Within each of us resides story after story after story of what has happened in our lives that contribute to why we are the way we are, why we do this or that, or why we are this way or that way.
Yet we often judge people based upon our assumptions rather than consider their story.
I have learned that when I see other people behaving in ways that I don’t understand or saying things that I think are “off-putting,” before I go too far in my judgment of them, I think to myself, “there’s a story there.”
When we know the story, or even imagine what the story might be in someone’s life we tend to lean back with a metaphoric, “Oh, now I understand.” We see the person through the eyes of grace. Story leads to grace.

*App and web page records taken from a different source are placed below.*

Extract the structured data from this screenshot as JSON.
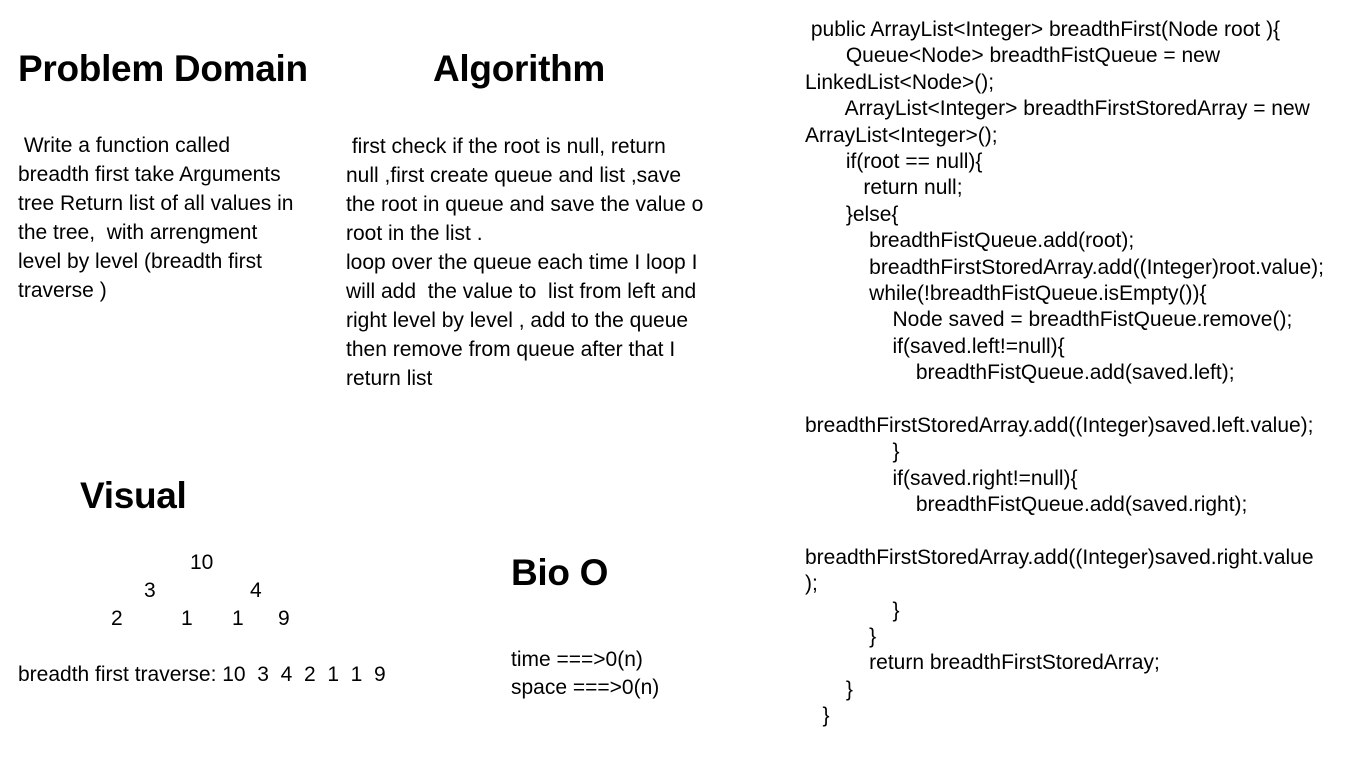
{
  "problem_domain": {
    "title": "Problem Domain",
    "lines": [
      " Write a function called",
      "breadth first take Arguments",
      "tree Return list of all values in",
      "the tree,  with arrengment",
      "level by level (breadth first",
      "traverse )"
    ]
  },
  "algorithm": {
    "title": "Algorithm",
    "lines": [
      " first check if the root is null, return",
      "null ,first create queue and list ,save",
      "the root in queue and save the value o",
      "root in the list .",
      "loop over the queue each time I loop I",
      "will add  the value to  list from left and",
      "right level by level , add to the queue",
      "then remove from queue after that I",
      "return list"
    ]
  },
  "visual": {
    "title": "Visual",
    "tree": {
      "root": "10",
      "level1": [
        "3",
        "4"
      ],
      "level2": [
        "2",
        "1",
        "1",
        "9"
      ]
    },
    "traverse_text": "breadth first traverse: 10  3  4  2  1  1  9"
  },
  "big_o": {
    "title": "Bio O",
    "lines": [
      "time ===>0(n)",
      "space ===>0(n)"
    ]
  },
  "code": {
    "lines": [
      " public ArrayList<Integer> breadthFirst(Node root ){",
      "       Queue<Node> breadthFistQueue = new",
      "LinkedList<Node>();",
      "       ArrayList<Integer> breadthFirstStoredArray = new",
      "ArrayList<Integer>();",
      "       if(root == null){",
      "          return null;",
      "       }else{",
      "           breadthFistQueue.add(root);",
      "           breadthFirstStoredArray.add((Integer)root.value);",
      "           while(!breadthFistQueue.isEmpty()){",
      "               Node saved = breadthFistQueue.remove();",
      "               if(saved.left!=null){",
      "                   breadthFistQueue.add(saved.left);",
      "",
      "breadthFirstStoredArray.add((Integer)saved.left.value);",
      "               }",
      "               if(saved.right!=null){",
      "                   breadthFistQueue.add(saved.right);",
      "",
      "breadthFirstStoredArray.add((Integer)saved.right.value",
      ");",
      "               }",
      "           }",
      "           return breadthFirstStoredArray;",
      "       }",
      "   }"
    ]
  }
}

The single mom who goes to a restaurant with her three children in tow, in an attempt to pay her credit card is declined, has a story. The man sitting on a park bench alone, looking out into space in an almost trancelike state, has a story. The team member who comes in late has a story. The employee who when asked a simple question about her family suddenly has tears in her eyes and you know immediately that there’s a story there. The executive who is brash, harsh, or distant, has a story.
Most of these stories remain hidden and untold. The people who are closest to them know their story, but often the people who work with them, and certainly people who serve them at a retail store or restaurant don’t know their story.

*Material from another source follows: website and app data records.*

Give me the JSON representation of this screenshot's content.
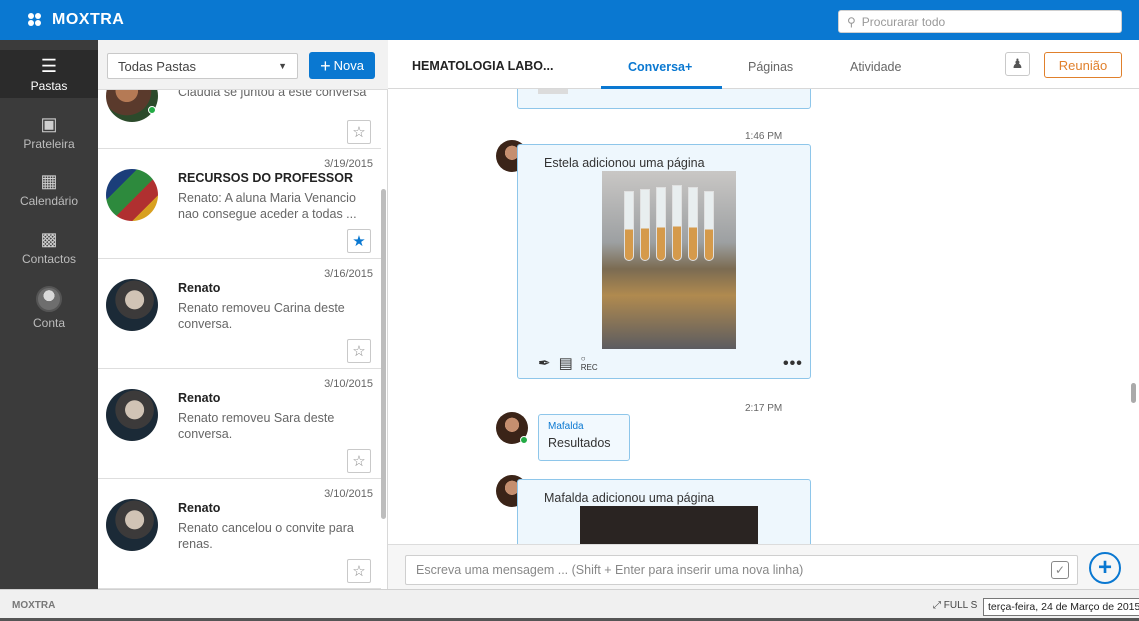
{
  "app": {
    "brand": "MOXTRA",
    "footer_brand": "MOXTRA"
  },
  "search": {
    "placeholder": "Procurarar todo"
  },
  "nav": [
    {
      "label": "Pastas",
      "icon": "list-icon",
      "active": true
    },
    {
      "label": "Prateleira",
      "icon": "shelf-icon",
      "active": false
    },
    {
      "label": "Calendário",
      "icon": "calendar-icon",
      "active": false
    },
    {
      "label": "Contactos",
      "icon": "contacts-icon",
      "active": false
    },
    {
      "label": "Conta",
      "icon": "avatar-icon",
      "active": false
    }
  ],
  "list": {
    "folder_select": "Todas Pastas",
    "new_button": "Nova",
    "items": [
      {
        "date": "",
        "name": "",
        "message": "Claudia se juntou a este conversa",
        "starred": false
      },
      {
        "date": "3/19/2015",
        "name": "RECURSOS DO PROFESSOR",
        "message": "Renato: A aluna Maria Venancio nao consegue aceder a todas ...",
        "starred": true
      },
      {
        "date": "3/16/2015",
        "name": "Renato",
        "message": "Renato removeu Carina deste conversa.",
        "starred": false
      },
      {
        "date": "3/10/2015",
        "name": "Renato",
        "message": "Renato removeu Sara deste conversa.",
        "starred": false
      },
      {
        "date": "3/10/2015",
        "name": "Renato",
        "message": "Renato cancelou o convite para renas.",
        "starred": false
      }
    ]
  },
  "binder": {
    "title": "HEMATOLOGIA LABO...",
    "tabs": [
      "Conversa+",
      "Páginas",
      "Atividade"
    ],
    "meeting_button": "Reunião"
  },
  "feed": {
    "entry1": {
      "time": "1:46 PM",
      "text": "Estela adicionou uma página",
      "rec_label": "REC",
      "more": "•••"
    },
    "entry2": {
      "time": "2:17 PM",
      "author": "Mafalda",
      "text": "Resultados"
    },
    "entry3": {
      "text": "Mafalda adicionou uma página"
    }
  },
  "composer": {
    "placeholder": "Escreva uma mensagem ... (Shift + Enter para inserir uma nova linha)"
  },
  "footer": {
    "fullscreen": "FULL S",
    "tooltip": "terça-feira, 24 de Março de 2015"
  },
  "colors": {
    "brand": "#0a78d1",
    "meeting": "#e0802c",
    "nav_bg": "#3b3b3b",
    "card_border": "#8ec6ea",
    "online": "#22aa44"
  }
}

Henry David Thoreau’s most famous quote is: “The mass of men (gender-neutral) lead lives of quiet desperation.” People are walking around with stories, untold stories, yet are quietly holding them in. And yet, somehow, they want us to know and understand them.
From now on, serve the untold stories and the people who hold these stories close to their vest. Serve people as you would want to be served, knowing that they, just like you, have a story.
When we live and work with people and imagine their story it is then we become Servant Leaders.